Is cryptocurrency a marital asset?
Yes. In our state, cryptocurrency is considered an asset, like property (i.e., a home, car, etc.), not income. This means that it is subject to our state’s equitable distribution scheme in the divorce process.
Property distribution in Virginia is done through a process known as equitable distribution, which is just another way of saying that marital property is divided fairly and reasonably. This might mean equally, but not necessarily. Instead, the division is based on various factors, like the length of marriage, why the marriage is ending, if either spouse caused the disillusion, each spouse’s debts and liabilities, etc.

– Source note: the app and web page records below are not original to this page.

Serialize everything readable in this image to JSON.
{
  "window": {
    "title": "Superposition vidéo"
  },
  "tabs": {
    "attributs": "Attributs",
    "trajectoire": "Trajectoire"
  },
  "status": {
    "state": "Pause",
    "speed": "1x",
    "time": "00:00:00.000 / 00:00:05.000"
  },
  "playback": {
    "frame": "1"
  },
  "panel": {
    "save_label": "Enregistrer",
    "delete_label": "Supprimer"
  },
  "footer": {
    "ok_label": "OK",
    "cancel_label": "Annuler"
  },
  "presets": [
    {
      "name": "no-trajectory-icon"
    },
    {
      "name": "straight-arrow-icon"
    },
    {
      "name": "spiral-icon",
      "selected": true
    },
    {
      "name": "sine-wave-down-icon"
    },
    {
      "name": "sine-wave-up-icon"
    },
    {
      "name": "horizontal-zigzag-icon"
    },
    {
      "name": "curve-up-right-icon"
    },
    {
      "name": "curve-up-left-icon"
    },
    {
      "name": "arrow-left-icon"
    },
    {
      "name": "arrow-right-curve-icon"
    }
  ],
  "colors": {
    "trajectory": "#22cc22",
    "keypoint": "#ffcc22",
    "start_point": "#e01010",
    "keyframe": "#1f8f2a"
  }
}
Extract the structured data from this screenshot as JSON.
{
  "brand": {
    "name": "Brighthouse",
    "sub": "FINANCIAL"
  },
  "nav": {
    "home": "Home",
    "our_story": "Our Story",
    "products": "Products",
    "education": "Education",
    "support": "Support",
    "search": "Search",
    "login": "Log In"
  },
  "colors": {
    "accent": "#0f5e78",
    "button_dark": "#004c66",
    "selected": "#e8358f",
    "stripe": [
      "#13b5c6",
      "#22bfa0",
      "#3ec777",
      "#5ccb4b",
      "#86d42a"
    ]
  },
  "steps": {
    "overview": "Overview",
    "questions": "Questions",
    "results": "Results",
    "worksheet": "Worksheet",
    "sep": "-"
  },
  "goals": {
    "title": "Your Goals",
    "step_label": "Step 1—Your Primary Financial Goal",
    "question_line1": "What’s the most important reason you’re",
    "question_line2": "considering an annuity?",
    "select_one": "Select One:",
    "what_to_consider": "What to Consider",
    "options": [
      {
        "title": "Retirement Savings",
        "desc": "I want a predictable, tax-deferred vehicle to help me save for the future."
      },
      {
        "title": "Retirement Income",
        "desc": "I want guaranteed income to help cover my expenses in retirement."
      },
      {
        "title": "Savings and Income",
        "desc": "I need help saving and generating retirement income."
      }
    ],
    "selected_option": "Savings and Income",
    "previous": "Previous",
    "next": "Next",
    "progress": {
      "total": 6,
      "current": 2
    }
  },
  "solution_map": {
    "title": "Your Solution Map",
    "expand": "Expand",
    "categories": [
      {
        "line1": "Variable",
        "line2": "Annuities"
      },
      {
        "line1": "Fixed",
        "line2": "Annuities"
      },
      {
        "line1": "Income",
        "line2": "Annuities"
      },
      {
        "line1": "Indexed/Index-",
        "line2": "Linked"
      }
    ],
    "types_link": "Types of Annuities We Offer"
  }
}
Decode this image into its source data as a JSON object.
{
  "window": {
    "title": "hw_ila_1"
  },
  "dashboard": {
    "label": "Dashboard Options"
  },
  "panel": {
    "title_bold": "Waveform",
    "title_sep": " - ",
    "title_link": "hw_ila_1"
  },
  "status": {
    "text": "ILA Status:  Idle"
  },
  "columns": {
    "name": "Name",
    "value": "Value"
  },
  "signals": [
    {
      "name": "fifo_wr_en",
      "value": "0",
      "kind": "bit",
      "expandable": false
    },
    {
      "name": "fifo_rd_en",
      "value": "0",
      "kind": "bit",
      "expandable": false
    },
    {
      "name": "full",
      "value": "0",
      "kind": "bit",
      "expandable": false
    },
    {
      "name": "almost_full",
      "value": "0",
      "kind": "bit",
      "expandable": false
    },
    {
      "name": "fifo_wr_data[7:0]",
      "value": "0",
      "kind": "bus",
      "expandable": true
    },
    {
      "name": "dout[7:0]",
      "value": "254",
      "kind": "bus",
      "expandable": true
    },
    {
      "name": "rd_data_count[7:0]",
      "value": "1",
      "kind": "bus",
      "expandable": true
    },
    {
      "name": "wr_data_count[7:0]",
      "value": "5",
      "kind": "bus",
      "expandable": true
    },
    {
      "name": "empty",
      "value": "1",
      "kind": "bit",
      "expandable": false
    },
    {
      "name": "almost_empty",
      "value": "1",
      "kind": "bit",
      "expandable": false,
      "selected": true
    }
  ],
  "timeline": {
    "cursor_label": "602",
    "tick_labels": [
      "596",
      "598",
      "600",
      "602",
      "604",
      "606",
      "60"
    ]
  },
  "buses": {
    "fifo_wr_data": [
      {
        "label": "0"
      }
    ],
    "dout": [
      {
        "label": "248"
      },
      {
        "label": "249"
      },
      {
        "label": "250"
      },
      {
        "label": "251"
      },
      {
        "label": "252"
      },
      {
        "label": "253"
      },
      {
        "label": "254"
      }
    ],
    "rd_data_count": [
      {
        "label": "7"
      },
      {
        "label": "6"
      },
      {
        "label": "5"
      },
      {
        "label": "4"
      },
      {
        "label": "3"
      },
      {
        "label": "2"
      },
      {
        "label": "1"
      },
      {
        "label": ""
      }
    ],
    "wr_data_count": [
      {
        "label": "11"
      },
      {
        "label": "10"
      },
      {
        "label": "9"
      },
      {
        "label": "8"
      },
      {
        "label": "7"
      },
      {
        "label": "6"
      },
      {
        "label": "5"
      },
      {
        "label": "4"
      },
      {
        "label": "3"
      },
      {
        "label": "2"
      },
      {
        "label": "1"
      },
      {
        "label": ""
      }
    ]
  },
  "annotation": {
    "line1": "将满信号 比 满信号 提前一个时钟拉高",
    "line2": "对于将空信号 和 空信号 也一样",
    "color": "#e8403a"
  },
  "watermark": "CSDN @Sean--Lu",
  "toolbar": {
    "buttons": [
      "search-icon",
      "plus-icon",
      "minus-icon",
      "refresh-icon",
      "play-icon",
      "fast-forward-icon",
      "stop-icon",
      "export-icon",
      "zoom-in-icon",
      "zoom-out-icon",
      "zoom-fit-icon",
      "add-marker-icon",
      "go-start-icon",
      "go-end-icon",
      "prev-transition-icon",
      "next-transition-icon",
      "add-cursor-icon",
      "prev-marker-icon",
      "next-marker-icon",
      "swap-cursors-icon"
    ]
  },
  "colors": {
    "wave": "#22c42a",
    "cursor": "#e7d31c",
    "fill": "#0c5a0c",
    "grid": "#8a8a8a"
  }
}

Any cryptocurrency you or your spouse acquired during the marriage is marital property, unless it was inherited by one spouse, individually, or gifted to one spouse individually. Though, both exemptions must be proven because the default assumption is that all assets are marital assets when they are acquired during the marriage in Virginia.
Since cryptocurrency is a marital asset, both spouses must disclose their entire cryptocurrency holdings, regardless of where they are stored. This can be hard to enforce as cryptocurrencies can be stored privately on hard drives, so specialists may be required to track down hidden crypto-assets.
Valuing cryptocurrency can be problematic because it is constantly changing, but as there are markets readily available for most of these coins, it is relatively easy to do. Though, it is a constantly changing and evolving area of the law, which makes divorcing with these assets complicated.